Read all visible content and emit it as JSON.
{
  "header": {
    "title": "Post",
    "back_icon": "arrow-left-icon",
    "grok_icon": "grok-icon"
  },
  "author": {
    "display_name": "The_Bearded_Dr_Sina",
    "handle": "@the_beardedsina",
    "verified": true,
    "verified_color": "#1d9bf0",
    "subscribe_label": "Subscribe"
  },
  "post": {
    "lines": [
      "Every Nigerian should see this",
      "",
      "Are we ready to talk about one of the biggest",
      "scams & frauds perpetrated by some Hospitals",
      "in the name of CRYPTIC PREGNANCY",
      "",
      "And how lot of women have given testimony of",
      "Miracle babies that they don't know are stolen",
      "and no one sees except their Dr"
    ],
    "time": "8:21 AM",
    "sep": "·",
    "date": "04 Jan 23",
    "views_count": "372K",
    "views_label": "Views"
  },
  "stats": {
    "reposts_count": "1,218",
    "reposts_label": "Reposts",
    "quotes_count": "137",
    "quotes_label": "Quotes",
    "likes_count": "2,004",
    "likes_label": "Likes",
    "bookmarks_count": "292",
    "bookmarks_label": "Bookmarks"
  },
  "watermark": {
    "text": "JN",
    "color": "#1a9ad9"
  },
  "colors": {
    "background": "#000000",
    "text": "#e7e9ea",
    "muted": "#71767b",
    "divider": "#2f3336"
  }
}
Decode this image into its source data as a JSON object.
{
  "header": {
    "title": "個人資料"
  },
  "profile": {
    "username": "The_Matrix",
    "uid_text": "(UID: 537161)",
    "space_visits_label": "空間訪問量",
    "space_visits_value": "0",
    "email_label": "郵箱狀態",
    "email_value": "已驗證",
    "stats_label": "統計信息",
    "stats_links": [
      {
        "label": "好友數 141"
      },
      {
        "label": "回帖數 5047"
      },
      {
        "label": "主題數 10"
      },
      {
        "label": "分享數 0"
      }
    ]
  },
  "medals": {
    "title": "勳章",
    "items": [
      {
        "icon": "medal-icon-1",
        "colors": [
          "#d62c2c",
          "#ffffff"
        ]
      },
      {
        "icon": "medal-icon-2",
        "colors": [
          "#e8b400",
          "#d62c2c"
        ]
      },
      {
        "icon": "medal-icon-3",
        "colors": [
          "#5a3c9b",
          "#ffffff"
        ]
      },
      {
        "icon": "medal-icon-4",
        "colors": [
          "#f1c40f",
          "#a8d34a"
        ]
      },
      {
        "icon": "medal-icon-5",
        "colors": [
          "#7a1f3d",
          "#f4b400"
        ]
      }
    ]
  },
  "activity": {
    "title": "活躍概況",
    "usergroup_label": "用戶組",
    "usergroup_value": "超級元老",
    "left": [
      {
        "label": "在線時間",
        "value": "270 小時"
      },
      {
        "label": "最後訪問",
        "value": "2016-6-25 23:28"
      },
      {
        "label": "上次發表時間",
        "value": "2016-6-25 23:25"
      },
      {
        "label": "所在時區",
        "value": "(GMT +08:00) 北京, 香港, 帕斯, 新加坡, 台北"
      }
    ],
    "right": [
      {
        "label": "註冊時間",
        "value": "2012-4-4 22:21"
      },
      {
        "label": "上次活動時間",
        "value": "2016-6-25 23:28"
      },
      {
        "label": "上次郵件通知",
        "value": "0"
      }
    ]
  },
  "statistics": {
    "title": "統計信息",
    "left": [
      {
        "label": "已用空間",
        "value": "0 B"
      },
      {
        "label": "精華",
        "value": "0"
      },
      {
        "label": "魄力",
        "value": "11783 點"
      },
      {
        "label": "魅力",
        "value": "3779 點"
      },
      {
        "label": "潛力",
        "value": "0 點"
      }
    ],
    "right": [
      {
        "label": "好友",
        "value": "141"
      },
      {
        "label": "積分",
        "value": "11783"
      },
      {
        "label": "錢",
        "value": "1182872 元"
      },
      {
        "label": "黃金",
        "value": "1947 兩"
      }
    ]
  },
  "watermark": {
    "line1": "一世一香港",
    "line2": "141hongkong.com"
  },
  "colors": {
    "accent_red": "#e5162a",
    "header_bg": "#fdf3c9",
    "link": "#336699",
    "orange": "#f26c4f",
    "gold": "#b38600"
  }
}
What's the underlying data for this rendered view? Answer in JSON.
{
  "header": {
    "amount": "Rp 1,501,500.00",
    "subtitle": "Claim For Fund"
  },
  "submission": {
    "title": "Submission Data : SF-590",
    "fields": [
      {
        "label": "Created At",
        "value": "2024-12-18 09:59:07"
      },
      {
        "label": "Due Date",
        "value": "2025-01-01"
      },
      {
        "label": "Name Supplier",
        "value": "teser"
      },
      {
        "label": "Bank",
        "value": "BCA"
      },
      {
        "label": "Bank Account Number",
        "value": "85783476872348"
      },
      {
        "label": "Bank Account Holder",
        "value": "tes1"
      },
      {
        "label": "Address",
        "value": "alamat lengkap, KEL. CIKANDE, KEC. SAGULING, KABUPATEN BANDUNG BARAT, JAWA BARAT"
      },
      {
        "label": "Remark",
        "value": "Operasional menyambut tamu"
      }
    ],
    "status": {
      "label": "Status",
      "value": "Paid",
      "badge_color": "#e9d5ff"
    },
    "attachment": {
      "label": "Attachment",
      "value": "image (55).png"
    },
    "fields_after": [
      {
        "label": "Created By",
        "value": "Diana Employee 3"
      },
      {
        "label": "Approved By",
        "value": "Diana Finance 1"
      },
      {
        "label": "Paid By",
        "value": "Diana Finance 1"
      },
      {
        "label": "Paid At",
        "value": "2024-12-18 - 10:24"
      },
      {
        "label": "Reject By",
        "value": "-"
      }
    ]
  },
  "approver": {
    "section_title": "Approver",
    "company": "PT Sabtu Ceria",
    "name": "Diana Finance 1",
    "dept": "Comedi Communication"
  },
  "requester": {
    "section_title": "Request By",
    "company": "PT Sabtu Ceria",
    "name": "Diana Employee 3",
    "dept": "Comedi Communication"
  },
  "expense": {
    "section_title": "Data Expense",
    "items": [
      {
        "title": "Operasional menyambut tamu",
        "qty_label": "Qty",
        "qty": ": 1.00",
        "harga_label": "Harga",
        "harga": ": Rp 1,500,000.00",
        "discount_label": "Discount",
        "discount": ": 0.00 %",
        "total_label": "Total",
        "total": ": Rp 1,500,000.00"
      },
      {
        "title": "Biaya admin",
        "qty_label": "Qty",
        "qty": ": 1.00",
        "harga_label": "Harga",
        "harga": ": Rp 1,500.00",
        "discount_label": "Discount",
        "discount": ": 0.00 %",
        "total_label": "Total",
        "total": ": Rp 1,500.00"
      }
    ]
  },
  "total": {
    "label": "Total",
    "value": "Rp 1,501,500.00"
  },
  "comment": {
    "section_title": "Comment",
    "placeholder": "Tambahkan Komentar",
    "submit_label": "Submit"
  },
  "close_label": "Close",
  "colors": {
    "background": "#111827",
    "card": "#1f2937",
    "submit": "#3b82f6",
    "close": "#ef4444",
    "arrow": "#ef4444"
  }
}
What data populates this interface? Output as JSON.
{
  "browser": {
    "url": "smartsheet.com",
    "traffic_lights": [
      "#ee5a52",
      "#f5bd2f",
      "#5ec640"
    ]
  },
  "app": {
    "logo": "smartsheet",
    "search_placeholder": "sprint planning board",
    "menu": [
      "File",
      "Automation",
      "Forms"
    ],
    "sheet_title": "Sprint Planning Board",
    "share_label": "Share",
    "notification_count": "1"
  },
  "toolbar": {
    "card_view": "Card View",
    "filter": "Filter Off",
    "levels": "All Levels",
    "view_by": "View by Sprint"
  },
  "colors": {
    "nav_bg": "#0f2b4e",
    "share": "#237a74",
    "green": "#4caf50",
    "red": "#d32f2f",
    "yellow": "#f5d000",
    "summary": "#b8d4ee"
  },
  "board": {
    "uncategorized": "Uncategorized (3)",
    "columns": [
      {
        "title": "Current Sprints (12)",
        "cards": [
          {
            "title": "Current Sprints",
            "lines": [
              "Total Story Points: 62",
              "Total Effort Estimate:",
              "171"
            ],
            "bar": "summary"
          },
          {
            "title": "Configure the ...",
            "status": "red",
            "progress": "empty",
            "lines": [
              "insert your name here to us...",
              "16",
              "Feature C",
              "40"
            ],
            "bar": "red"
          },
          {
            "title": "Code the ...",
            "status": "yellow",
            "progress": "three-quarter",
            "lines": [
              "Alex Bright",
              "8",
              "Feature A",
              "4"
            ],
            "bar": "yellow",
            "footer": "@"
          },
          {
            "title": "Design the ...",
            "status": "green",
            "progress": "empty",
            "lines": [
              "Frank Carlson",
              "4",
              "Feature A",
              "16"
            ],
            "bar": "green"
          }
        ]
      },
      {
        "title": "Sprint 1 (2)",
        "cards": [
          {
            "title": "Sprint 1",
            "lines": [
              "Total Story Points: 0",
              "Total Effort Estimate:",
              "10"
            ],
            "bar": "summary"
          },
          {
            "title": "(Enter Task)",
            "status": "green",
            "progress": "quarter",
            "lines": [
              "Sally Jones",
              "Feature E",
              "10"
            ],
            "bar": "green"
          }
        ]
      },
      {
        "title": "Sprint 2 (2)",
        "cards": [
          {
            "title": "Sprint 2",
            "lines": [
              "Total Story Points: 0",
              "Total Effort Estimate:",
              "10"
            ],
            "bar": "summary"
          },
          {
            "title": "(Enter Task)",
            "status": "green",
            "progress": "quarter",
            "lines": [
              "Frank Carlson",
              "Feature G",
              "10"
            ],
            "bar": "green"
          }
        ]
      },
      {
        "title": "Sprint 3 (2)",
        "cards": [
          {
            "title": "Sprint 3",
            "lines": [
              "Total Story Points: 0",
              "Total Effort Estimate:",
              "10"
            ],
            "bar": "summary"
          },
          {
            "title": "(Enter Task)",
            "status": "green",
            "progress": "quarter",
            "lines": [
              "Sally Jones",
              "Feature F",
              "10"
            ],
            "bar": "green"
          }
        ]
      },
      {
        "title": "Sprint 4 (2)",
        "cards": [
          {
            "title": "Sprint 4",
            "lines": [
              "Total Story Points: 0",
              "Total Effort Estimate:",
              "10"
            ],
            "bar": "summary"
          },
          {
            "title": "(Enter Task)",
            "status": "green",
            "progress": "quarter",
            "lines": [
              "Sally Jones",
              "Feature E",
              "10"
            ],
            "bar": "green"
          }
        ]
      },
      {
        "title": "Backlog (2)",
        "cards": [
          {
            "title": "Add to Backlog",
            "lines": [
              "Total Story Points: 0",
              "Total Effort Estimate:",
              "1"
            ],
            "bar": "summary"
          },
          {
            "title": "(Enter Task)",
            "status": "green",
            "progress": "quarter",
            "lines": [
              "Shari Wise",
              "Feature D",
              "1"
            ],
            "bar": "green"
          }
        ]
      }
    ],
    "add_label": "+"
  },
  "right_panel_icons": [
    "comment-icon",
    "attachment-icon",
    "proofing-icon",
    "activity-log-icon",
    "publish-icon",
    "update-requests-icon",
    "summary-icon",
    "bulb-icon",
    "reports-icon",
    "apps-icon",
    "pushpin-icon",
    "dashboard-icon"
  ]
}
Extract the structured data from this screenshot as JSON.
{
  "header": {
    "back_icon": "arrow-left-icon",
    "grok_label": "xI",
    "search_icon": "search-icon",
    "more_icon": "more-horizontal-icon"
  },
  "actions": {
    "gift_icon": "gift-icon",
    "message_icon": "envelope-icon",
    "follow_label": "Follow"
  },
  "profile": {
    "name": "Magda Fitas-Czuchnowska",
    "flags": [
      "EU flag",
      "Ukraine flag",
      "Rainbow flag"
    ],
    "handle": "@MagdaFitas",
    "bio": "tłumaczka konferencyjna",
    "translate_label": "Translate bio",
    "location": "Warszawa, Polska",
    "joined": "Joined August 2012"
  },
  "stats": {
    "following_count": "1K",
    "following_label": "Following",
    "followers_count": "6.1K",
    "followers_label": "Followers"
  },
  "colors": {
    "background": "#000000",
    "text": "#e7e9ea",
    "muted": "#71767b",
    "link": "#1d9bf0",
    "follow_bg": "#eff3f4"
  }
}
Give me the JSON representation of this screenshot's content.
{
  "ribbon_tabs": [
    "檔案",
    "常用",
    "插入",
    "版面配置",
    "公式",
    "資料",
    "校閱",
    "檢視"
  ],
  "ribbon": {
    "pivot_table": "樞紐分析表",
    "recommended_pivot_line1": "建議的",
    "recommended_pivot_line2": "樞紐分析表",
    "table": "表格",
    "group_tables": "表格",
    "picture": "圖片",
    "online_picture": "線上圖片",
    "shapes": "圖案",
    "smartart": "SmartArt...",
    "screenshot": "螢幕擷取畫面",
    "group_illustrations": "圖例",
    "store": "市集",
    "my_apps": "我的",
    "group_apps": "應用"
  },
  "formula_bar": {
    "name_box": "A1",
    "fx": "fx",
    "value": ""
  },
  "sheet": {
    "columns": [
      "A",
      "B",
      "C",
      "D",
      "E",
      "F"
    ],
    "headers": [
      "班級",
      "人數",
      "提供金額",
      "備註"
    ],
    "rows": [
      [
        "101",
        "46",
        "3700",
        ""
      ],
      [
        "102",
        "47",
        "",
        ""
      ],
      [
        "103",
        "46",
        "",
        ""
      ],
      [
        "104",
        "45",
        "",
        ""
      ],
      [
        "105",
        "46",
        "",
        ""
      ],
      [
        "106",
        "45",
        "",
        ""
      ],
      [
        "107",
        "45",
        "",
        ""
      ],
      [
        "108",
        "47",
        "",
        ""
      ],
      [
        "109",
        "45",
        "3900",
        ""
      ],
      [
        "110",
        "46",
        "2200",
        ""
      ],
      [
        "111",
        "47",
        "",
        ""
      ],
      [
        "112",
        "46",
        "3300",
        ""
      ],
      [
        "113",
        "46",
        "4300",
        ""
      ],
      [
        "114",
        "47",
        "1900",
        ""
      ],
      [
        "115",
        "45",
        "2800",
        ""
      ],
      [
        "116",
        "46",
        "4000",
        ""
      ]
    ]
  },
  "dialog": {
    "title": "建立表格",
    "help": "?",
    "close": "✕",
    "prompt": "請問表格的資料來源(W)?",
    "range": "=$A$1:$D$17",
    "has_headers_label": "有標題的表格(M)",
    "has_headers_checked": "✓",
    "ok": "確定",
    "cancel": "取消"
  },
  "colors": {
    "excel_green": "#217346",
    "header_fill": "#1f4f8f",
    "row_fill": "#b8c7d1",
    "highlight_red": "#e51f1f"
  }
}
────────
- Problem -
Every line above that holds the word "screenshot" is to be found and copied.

- Solution for this task -
Extract the structured data from this screenshot as JSON.
Give me the JSON representation of this screenshot's content.
    "screenshot": "螢幕擷取畫面",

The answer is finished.